You don't need a seat in Baltimore's Camden Yards to cozy up to the Orioles. In a town thick with local flavor, book a table at Little Italy's Luigi Petti some Thursday night, and chances are you'll find Orioles owner Steve Geppi crooning My Way, along with an occasional celebrity guest like former Los Angeles Dodgers manager Tommy Lasorda.
In walking distance of Harborplace, the Rouse Co. Inner Harbor waterfront development where tourists usually flock, is a trove of lesser-known sites that capture the offbeat nature of the city that spawned writer Anne Tyler and film directors John Waters and Barry Levinson. The best way to experience the Inner Harbor is to traverse Harborwalk, the 7.5-mile path which follows Baltimore Harbor from the base of Federal Hill at the southern end to Canton Waterfront Park, passing Harborplace. If you don't want to cover Harborwalk on foot, you can hop a water taxi (800 658-8947) with 15 stops along the route. A $3.50 ticket ($2.50 for kids) buys unlimited passage for a day.
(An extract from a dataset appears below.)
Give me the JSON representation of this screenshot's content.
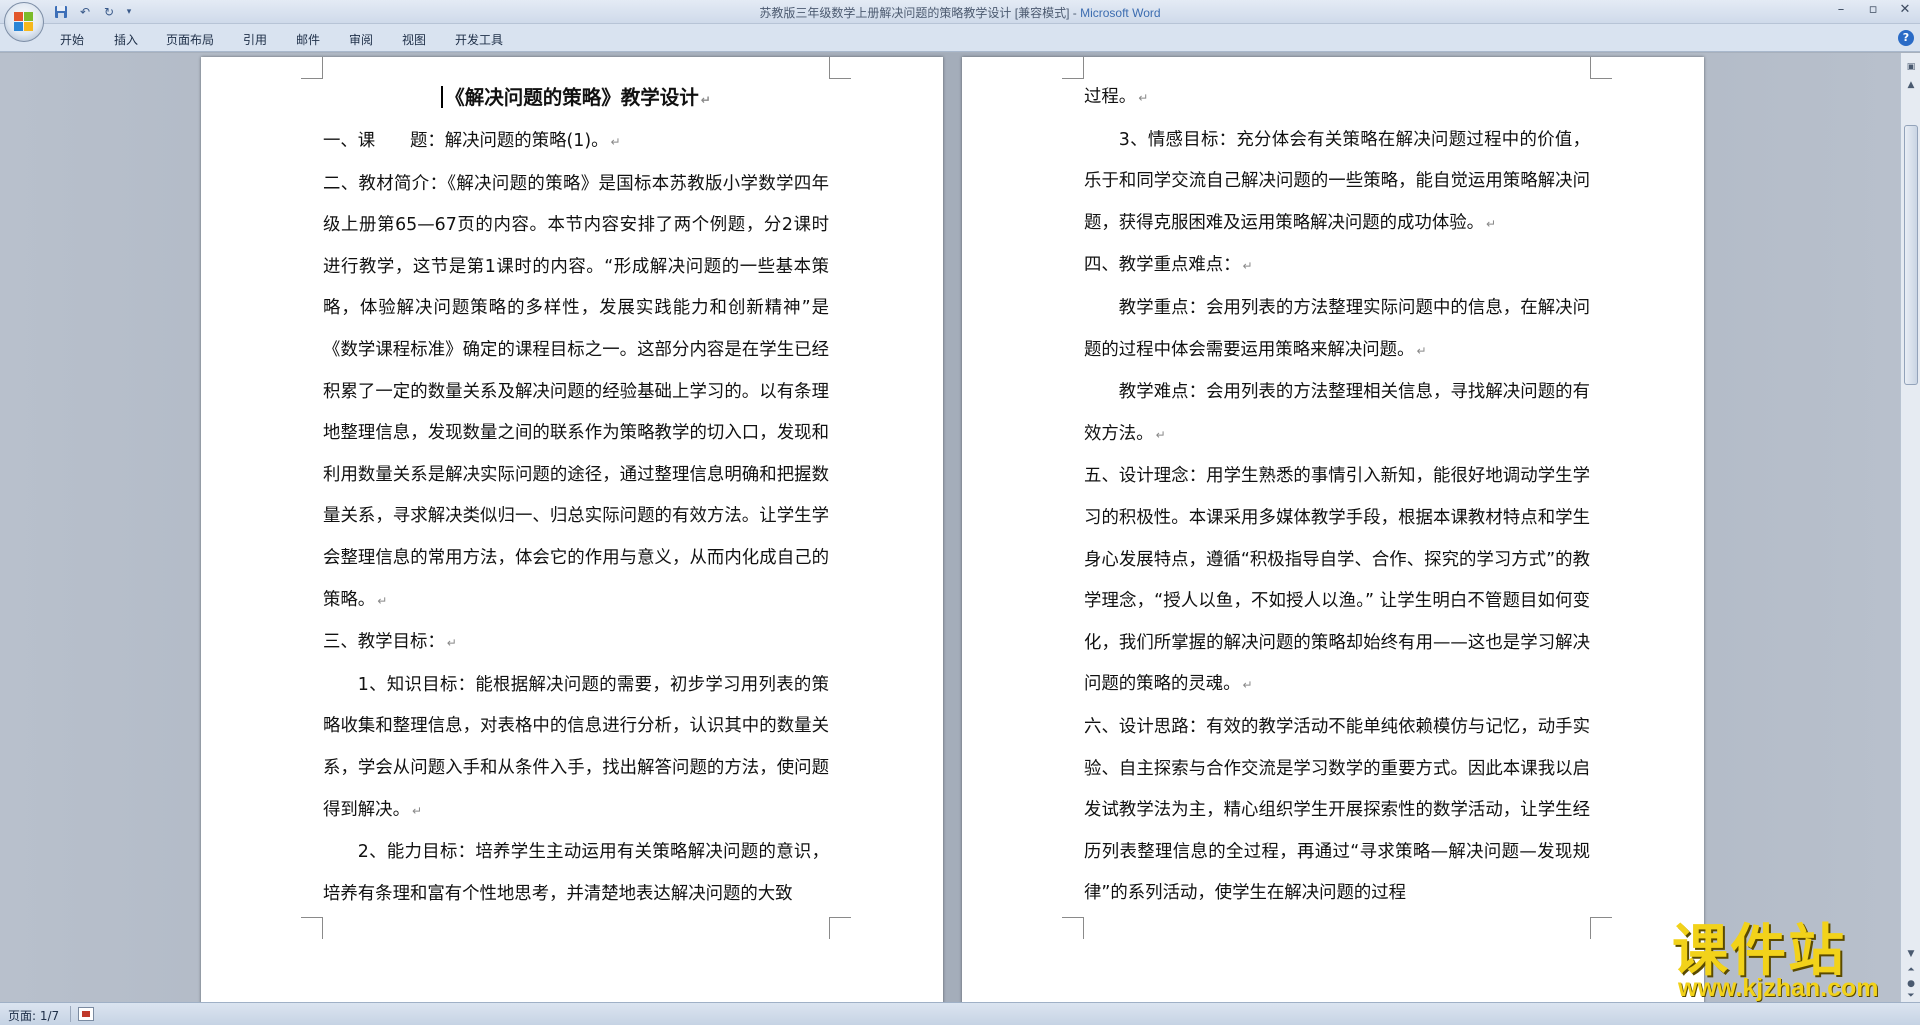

HOMICIDE SCENE. Start with the American Visionary Art Museum, at landing 4 on the water taxi route. Housed in a former paint factory and whiskey warehouse, it was declared by Congress to be the nation's repository for "self-taught art."
Many of its 100 works are by the institutionalized and homeless and are often comic or unsettling. The museum is open 10 a.m. to 6 p.m., Tuesday through Sunday (410 244-1900).
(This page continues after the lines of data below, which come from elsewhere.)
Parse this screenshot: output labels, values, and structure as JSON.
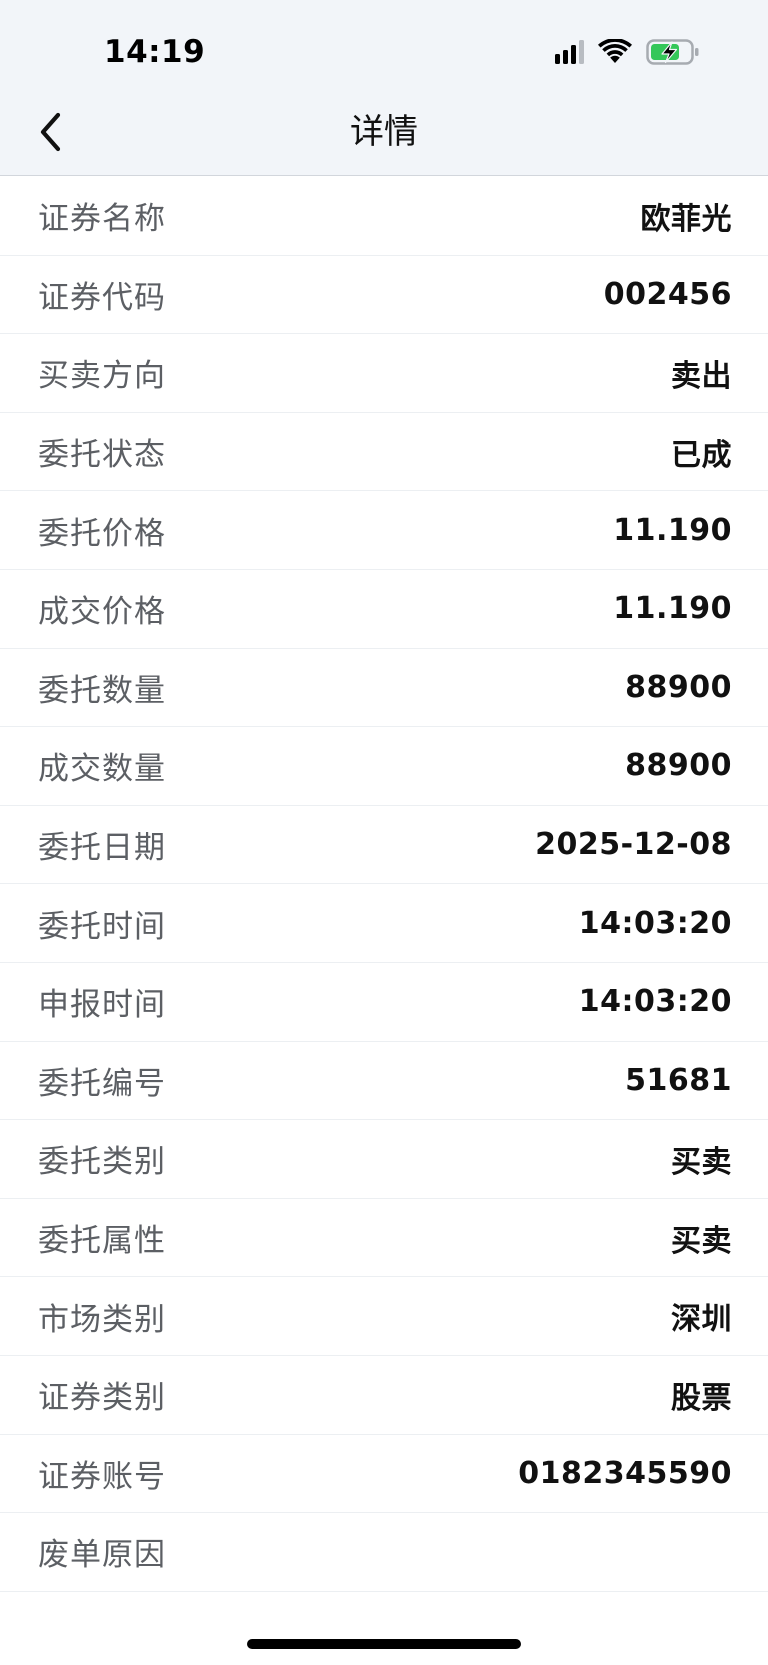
{
  "status_bar": {
    "time": "14:19",
    "signal_icon": "cellular-signal-icon",
    "wifi_icon": "wifi-icon",
    "battery_icon": "battery-charging-icon",
    "battery_color": "#34c759"
  },
  "nav": {
    "back_icon": "chevron-left-icon",
    "title": "详情"
  },
  "details": [
    {
      "label": "证券名称",
      "value": "欧菲光"
    },
    {
      "label": "证券代码",
      "value": "002456"
    },
    {
      "label": "买卖方向",
      "value": "卖出"
    },
    {
      "label": "委托状态",
      "value": "已成"
    },
    {
      "label": "委托价格",
      "value": "11.190"
    },
    {
      "label": "成交价格",
      "value": "11.190"
    },
    {
      "label": "委托数量",
      "value": "88900"
    },
    {
      "label": "成交数量",
      "value": "88900"
    },
    {
      "label": "委托日期",
      "value": "2025-12-08"
    },
    {
      "label": "委托时间",
      "value": "14:03:20"
    },
    {
      "label": "申报时间",
      "value": "14:03:20"
    },
    {
      "label": "委托编号",
      "value": "51681"
    },
    {
      "label": "委托类别",
      "value": "买卖"
    },
    {
      "label": "委托属性",
      "value": "买卖"
    },
    {
      "label": "市场类别",
      "value": "深圳"
    },
    {
      "label": "证券类别",
      "value": "股票"
    },
    {
      "label": "证券账号",
      "value": "0182345590"
    },
    {
      "label": "废单原因",
      "value": ""
    }
  ]
}
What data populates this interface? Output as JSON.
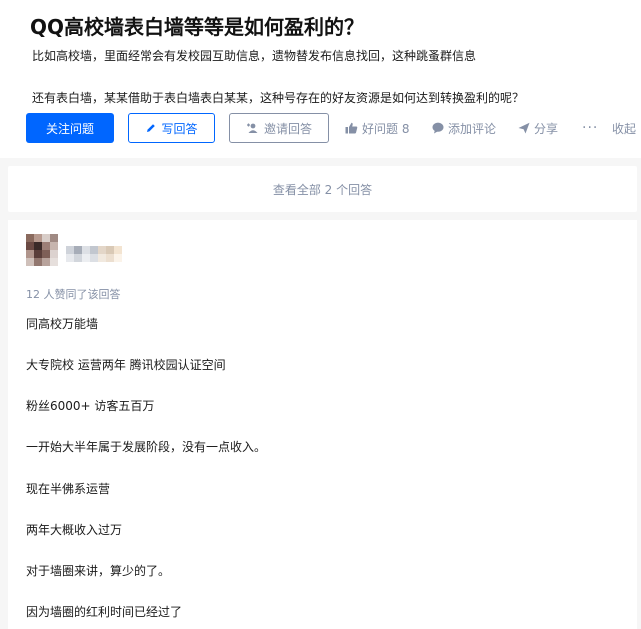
{
  "question": {
    "title": "QQ高校墙表白墙等等是如何盈利的？",
    "detail_1": "比如高校墙，里面经常会有发校园互助信息，遗物替发布信息找回，这种跳蚤群信息",
    "detail_2": "还有表白墙，某某借助于表白墙表白某某，这种号存在的好友资源是如何达到转换盈利的呢？"
  },
  "actions": {
    "follow": "关注问题",
    "write": "写回答",
    "invite": "邀请回答",
    "good_question": "好问题 8",
    "comment": "添加评论",
    "share": "分享",
    "more": "···",
    "collapse": "收起"
  },
  "view_all": "查看全部 2 个回答",
  "answer": {
    "votes": "12 人赞同了该回答",
    "lines": [
      "同高校万能墙",
      "大专院校 运营两年 腾讯校园认证空间",
      "粉丝6000+ 访客五百万",
      "一开始大半年属于发展阶段，没有一点收入。",
      "现在半佛系运营",
      "两年大概收入过万",
      "对于墙圈来讲，算少的了。",
      "因为墙圈的红利时间已经过了"
    ]
  },
  "colors": {
    "accent": "#0066ff",
    "muted": "#8590a6",
    "page_bg": "#f6f6f6"
  },
  "icons": [
    "pen-icon",
    "invite-icon",
    "thumb-up-icon",
    "comment-icon",
    "share-icon"
  ]
}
As you walk toward the Inner Harbor, the Revolutionary War-era Federal Hill looms to the left. Six blocks up Light Street is Cross Street Market, an enclosed farmers' market where you'll find a bar and lively singles crowds Fridays and Saturdays. If the water taxi doesn't satisfy your nautical urge, two ships sail from Harborplace. The Minnie V, a 45-foot skipjack sloop built in 1906, takes 24 passengers on an hour-and-a-half sail, encouraging you to help crew (410 685-0295). Or try the Clipper City, a 158-foot replica of an 1854 Baltimore Clipper (410 539-6277). It sponsors weekend Cajun, reggae, or calypso cruises.
Five blocks east of Harborplace is Little Italy. Locals go to Sabatino's for bookmaker's salad (lettuce, cheese, tomatoes, shrimp, eggs, anchovies, and parmesan dressing), Caesar's Den for veal, Da Mimmo for dressy dining, and Vaccaro's for dessert. Past Little Italy lies Fells Point, the location for TV's Homicide. Check out the Waterfront Hotel on Thames Street, where bar scenes are filmed and where you may find actors after hours. The hotel doesn't serve overnight guests now, so consider Celie's Waterfront Bed & Breakfast at 1714 Thames St. (410 522-2323) or the Admiral Fell Inn at 888 S. Broadway (410 522-7377). Some of Celie's seven rooms have fireplaces; daily rates run from $100 to $200. The 210-year-old Admiral Fell Inn, once a boarding house for sailors, offers 80 rooms and charges $195 for a two-bed room to $350 for a bilevel suite with fireplace.
The Point is home to funky stores, flea markets, antique shops, restaurants, and bars, including the internationally known Bertha's Mussels (the shellfish come in everything from herbed butter to cream sauce). As you make your way toward Canton Waterfront Park, note the S.S. Capt. James, a building shaped like a ship. Inside is a 24-hour diner where the waitresses address everyone by the local appellation "Hon." Two blocks inland from the park is a two-block square of bars and restaurants. Don't miss Nacho Mama's, decorated with Elvis and sports memorabilia. The menu includes meatloaf, Santa Fe chicken, and nachos--a $6.95 plate piled high enough for a big meal. Put your name on the long waiting list and practice passing as a native. All you need is the accent. Repeat: "How 'bout dem Balmer Oryuls, Hon?"